Your assignment: Copy the entries exactly. Leave out any pictures.
-------- Extracted data --------
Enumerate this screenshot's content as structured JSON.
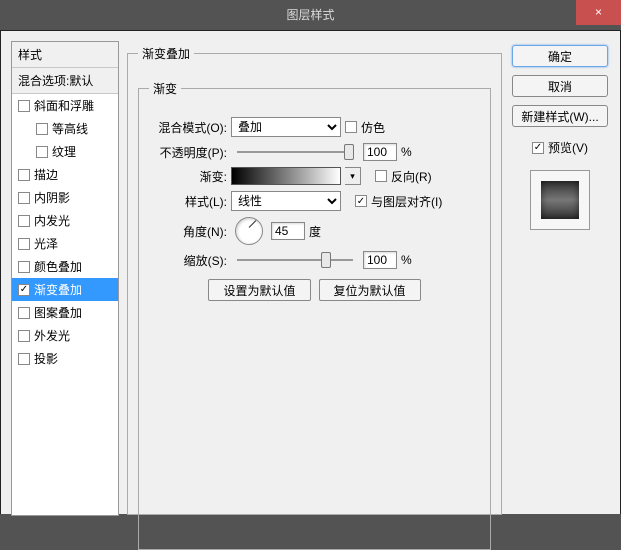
{
  "window": {
    "title": "图层样式",
    "close": "×"
  },
  "left": {
    "heading": "样式",
    "sub": "混合选项:默认",
    "items": [
      {
        "label": "斜面和浮雕",
        "checked": false,
        "indent": false,
        "sel": false
      },
      {
        "label": "等高线",
        "checked": false,
        "indent": true,
        "sel": false
      },
      {
        "label": "纹理",
        "checked": false,
        "indent": true,
        "sel": false
      },
      {
        "label": "描边",
        "checked": false,
        "indent": false,
        "sel": false
      },
      {
        "label": "内阴影",
        "checked": false,
        "indent": false,
        "sel": false
      },
      {
        "label": "内发光",
        "checked": false,
        "indent": false,
        "sel": false
      },
      {
        "label": "光泽",
        "checked": false,
        "indent": false,
        "sel": false
      },
      {
        "label": "颜色叠加",
        "checked": false,
        "indent": false,
        "sel": false
      },
      {
        "label": "渐变叠加",
        "checked": true,
        "indent": false,
        "sel": true
      },
      {
        "label": "图案叠加",
        "checked": false,
        "indent": false,
        "sel": false
      },
      {
        "label": "外发光",
        "checked": false,
        "indent": false,
        "sel": false
      },
      {
        "label": "投影",
        "checked": false,
        "indent": false,
        "sel": false
      }
    ]
  },
  "center": {
    "legend": "渐变叠加",
    "inner_legend": "渐变",
    "blend_label": "混合模式(O):",
    "blend_value": "叠加",
    "dither": "仿色",
    "opacity_label": "不透明度(P):",
    "opacity_value": "100",
    "percent": "%",
    "gradient_label": "渐变:",
    "reverse": "反向(R)",
    "style_label": "样式(L):",
    "style_value": "线性",
    "align": "与图层对齐(I)",
    "angle_label": "角度(N):",
    "angle_value": "45",
    "degree": "度",
    "scale_label": "缩放(S):",
    "scale_value": "100",
    "btn_default": "设置为默认值",
    "btn_reset": "复位为默认值"
  },
  "right": {
    "ok": "确定",
    "cancel": "取消",
    "new_style": "新建样式(W)...",
    "preview": "预览(V)"
  }
}
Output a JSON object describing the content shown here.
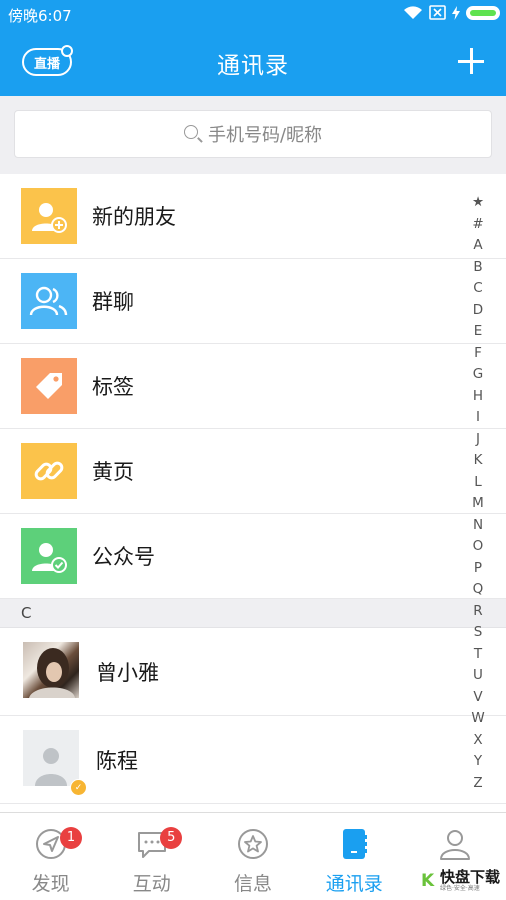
{
  "status_bar": {
    "time": "傍晚6:07"
  },
  "header": {
    "live_label": "直播",
    "title": "通讯录"
  },
  "search": {
    "placeholder": "手机号码/昵称"
  },
  "function_items": [
    {
      "label": "新的朋友",
      "icon": "add-friend-icon",
      "color": "#fbc34b"
    },
    {
      "label": "群聊",
      "icon": "group-chat-icon",
      "color": "#4cb5f5"
    },
    {
      "label": "标签",
      "icon": "tag-icon",
      "color": "#f99e68"
    },
    {
      "label": "黄页",
      "icon": "link-icon",
      "color": "#fbc34b"
    },
    {
      "label": "公众号",
      "icon": "official-account-icon",
      "color": "#5dd07a"
    }
  ],
  "sections": [
    {
      "letter": "C",
      "contacts": [
        {
          "name": "曾小雅"
        },
        {
          "name": "陈程"
        }
      ]
    }
  ],
  "index_letters": [
    "★",
    "#",
    "A",
    "B",
    "C",
    "D",
    "E",
    "F",
    "G",
    "H",
    "I",
    "J",
    "K",
    "L",
    "M",
    "N",
    "O",
    "P",
    "Q",
    "R",
    "S",
    "T",
    "U",
    "V",
    "W",
    "X",
    "Y",
    "Z"
  ],
  "tabs": [
    {
      "label": "发现",
      "badge": "1",
      "icon": "discover-icon"
    },
    {
      "label": "互动",
      "badge": "5",
      "icon": "chat-bubble-icon"
    },
    {
      "label": "信息",
      "badge": "",
      "icon": "star-circle-icon"
    },
    {
      "label": "通讯录",
      "badge": "",
      "icon": "contacts-book-icon",
      "active": true
    },
    {
      "label": "",
      "badge": "",
      "icon": "profile-icon"
    }
  ],
  "watermark": {
    "brand": "快盘下载",
    "slogan": "绿色·安全·高速"
  },
  "colors": {
    "primary": "#1a9ff0",
    "badge": "#e94040",
    "tab_inactive": "#888888"
  }
}
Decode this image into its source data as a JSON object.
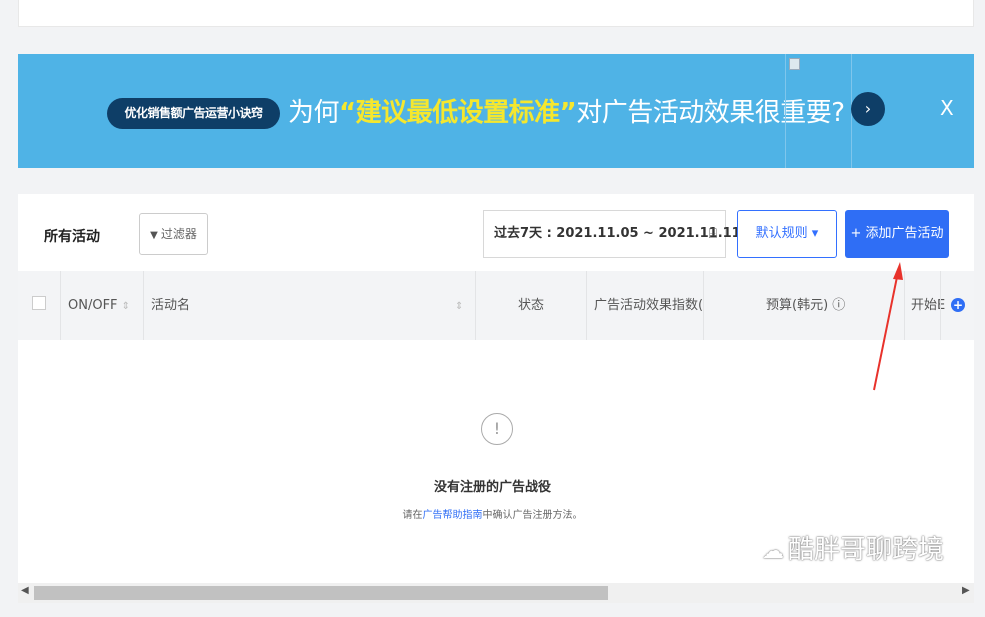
{
  "banner": {
    "pill": "优化销售额广告运营小诀窍",
    "text_before": "为何",
    "text_highlight": "“建议最低设置标准”",
    "text_after": "对广告活动效果很重要?",
    "next_icon": "›",
    "close": "X"
  },
  "toolbar": {
    "all_campaigns": "所有活动",
    "filter_icon": "▼",
    "filter_label": "过滤器",
    "date_range": "过去7天 : 2021.11.05 ~ 2021.11.11",
    "calendar_icon": "⌸",
    "rule_label": "默认规则 ▾",
    "add_label": "+ 添加广告活动"
  },
  "table": {
    "columns": [
      "ON/OFF",
      "活动名",
      "状态",
      "广告活动效果指数(",
      "预算(韩元) ⓘ",
      "开始E"
    ],
    "sort_icon": "⇕",
    "add_column_icon": "+"
  },
  "empty": {
    "icon": "!",
    "title": "没有注册的广告战役",
    "hint_before": "请在",
    "hint_link": "广告帮助指南",
    "hint_after": "中确认广告注册方法。"
  },
  "watermark": {
    "icon": "☁",
    "text": "酷胖哥聊跨境"
  },
  "scrollbar": {
    "left": "◀",
    "right": "▶"
  },
  "colors": {
    "banner_bg": "#4fb3e6",
    "banner_highlight": "#f5e72e",
    "primary": "#2f6ef5",
    "annotation_arrow": "#e8322b"
  }
}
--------
Solved problem:
Enumerate this screenshot's content as structured JSON.
{
  "window": {
    "title": "图层样式",
    "close": "×"
  },
  "left": {
    "heading": "样式",
    "sub": "混合选项:默认",
    "items": [
      {
        "label": "斜面和浮雕",
        "checked": false,
        "indent": false,
        "sel": false
      },
      {
        "label": "等高线",
        "checked": false,
        "indent": true,
        "sel": false
      },
      {
        "label": "纹理",
        "checked": false,
        "indent": true,
        "sel": false
      },
      {
        "label": "描边",
        "checked": false,
        "indent": false,
        "sel": false
      },
      {
        "label": "内阴影",
        "checked": false,
        "indent": false,
        "sel": false
      },
      {
        "label": "内发光",
        "checked": false,
        "indent": false,
        "sel": false
      },
      {
        "label": "光泽",
        "checked": false,
        "indent": false,
        "sel": false
      },
      {
        "label": "颜色叠加",
        "checked": false,
        "indent": false,
        "sel": false
      },
      {
        "label": "渐变叠加",
        "checked": true,
        "indent": false,
        "sel": true
      },
      {
        "label": "图案叠加",
        "checked": false,
        "indent": false,
        "sel": false
      },
      {
        "label": "外发光",
        "checked": false,
        "indent": false,
        "sel": false
      },
      {
        "label": "投影",
        "checked": false,
        "indent": false,
        "sel": false
      }
    ]
  },
  "center": {
    "legend": "渐变叠加",
    "inner_legend": "渐变",
    "blend_label": "混合模式(O):",
    "blend_value": "叠加",
    "dither": "仿色",
    "opacity_label": "不透明度(P):",
    "opacity_value": "100",
    "percent": "%",
    "gradient_label": "渐变:",
    "reverse": "反向(R)",
    "style_label": "样式(L):",
    "style_value": "线性",
    "align": "与图层对齐(I)",
    "angle_label": "角度(N):",
    "angle_value": "45",
    "degree": "度",
    "scale_label": "缩放(S):",
    "scale_value": "100",
    "btn_default": "设置为默认值",
    "btn_reset": "复位为默认值"
  },
  "right": {
    "ok": "确定",
    "cancel": "取消",
    "new_style": "新建样式(W)...",
    "preview": "预览(V)"
  }
}
Output a JSON object describing the content shown here.
{
  "status_bar": {
    "time": "傍晚6:07"
  },
  "header": {
    "live_label": "直播",
    "title": "通讯录"
  },
  "search": {
    "placeholder": "手机号码/昵称"
  },
  "function_items": [
    {
      "label": "新的朋友",
      "icon": "add-friend-icon",
      "color": "#fbc34b"
    },
    {
      "label": "群聊",
      "icon": "group-chat-icon",
      "color": "#4cb5f5"
    },
    {
      "label": "标签",
      "icon": "tag-icon",
      "color": "#f99e68"
    },
    {
      "label": "黄页",
      "icon": "link-icon",
      "color": "#fbc34b"
    },
    {
      "label": "公众号",
      "icon": "official-account-icon",
      "color": "#5dd07a"
    }
  ],
  "sections": [
    {
      "letter": "C",
      "contacts": [
        {
          "name": "曾小雅"
        },
        {
          "name": "陈程"
        }
      ]
    }
  ],
  "index_letters": [
    "★",
    "#",
    "A",
    "B",
    "C",
    "D",
    "E",
    "F",
    "G",
    "H",
    "I",
    "J",
    "K",
    "L",
    "M",
    "N",
    "O",
    "P",
    "Q",
    "R",
    "S",
    "T",
    "U",
    "V",
    "W",
    "X",
    "Y",
    "Z"
  ],
  "tabs": [
    {
      "label": "发现",
      "badge": "1",
      "icon": "discover-icon"
    },
    {
      "label": "互动",
      "badge": "5",
      "icon": "chat-bubble-icon"
    },
    {
      "label": "信息",
      "badge": "",
      "icon": "star-circle-icon"
    },
    {
      "label": "通讯录",
      "badge": "",
      "icon": "contacts-book-icon",
      "active": true
    },
    {
      "label": "",
      "badge": "",
      "icon": "profile-icon"
    }
  ],
  "watermark": {
    "brand": "快盘下载",
    "slogan": "绿色·安全·高速"
  },
  "colors": {
    "primary": "#1a9ff0",
    "badge": "#e94040",
    "tab_inactive": "#888888"
  }
}
Decode this image into its source data as a JSON object.
{
  "banner": {
    "pill": "优化销售额广告运营小诀窍",
    "text_before": "为何",
    "text_highlight": "“建议最低设置标准”",
    "text_after": "对广告活动效果很重要?",
    "next_icon": "›",
    "close": "X"
  },
  "toolbar": {
    "all_campaigns": "所有活动",
    "filter_icon": "▼",
    "filter_label": "过滤器",
    "date_range": "过去7天 : 2021.11.05 ~ 2021.11.11",
    "calendar_icon": "⌸",
    "rule_label": "默认规则 ▾",
    "add_label": "+ 添加广告活动"
  },
  "table": {
    "columns": [
      "ON/OFF",
      "活动名",
      "状态",
      "广告活动效果指数(",
      "预算(韩元) ⓘ",
      "开始E"
    ],
    "sort_icon": "⇕",
    "add_column_icon": "+"
  },
  "empty": {
    "icon": "!",
    "title": "没有注册的广告战役",
    "hint_before": "请在",
    "hint_link": "广告帮助指南",
    "hint_after": "中确认广告注册方法。"
  },
  "watermark": {
    "icon": "☁",
    "text": "酷胖哥聊跨境"
  },
  "scrollbar": {
    "left": "◀",
    "right": "▶"
  },
  "colors": {
    "banner_bg": "#4fb3e6",
    "banner_highlight": "#f5e72e",
    "primary": "#2f6ef5",
    "annotation_arrow": "#e8322b"
  }
}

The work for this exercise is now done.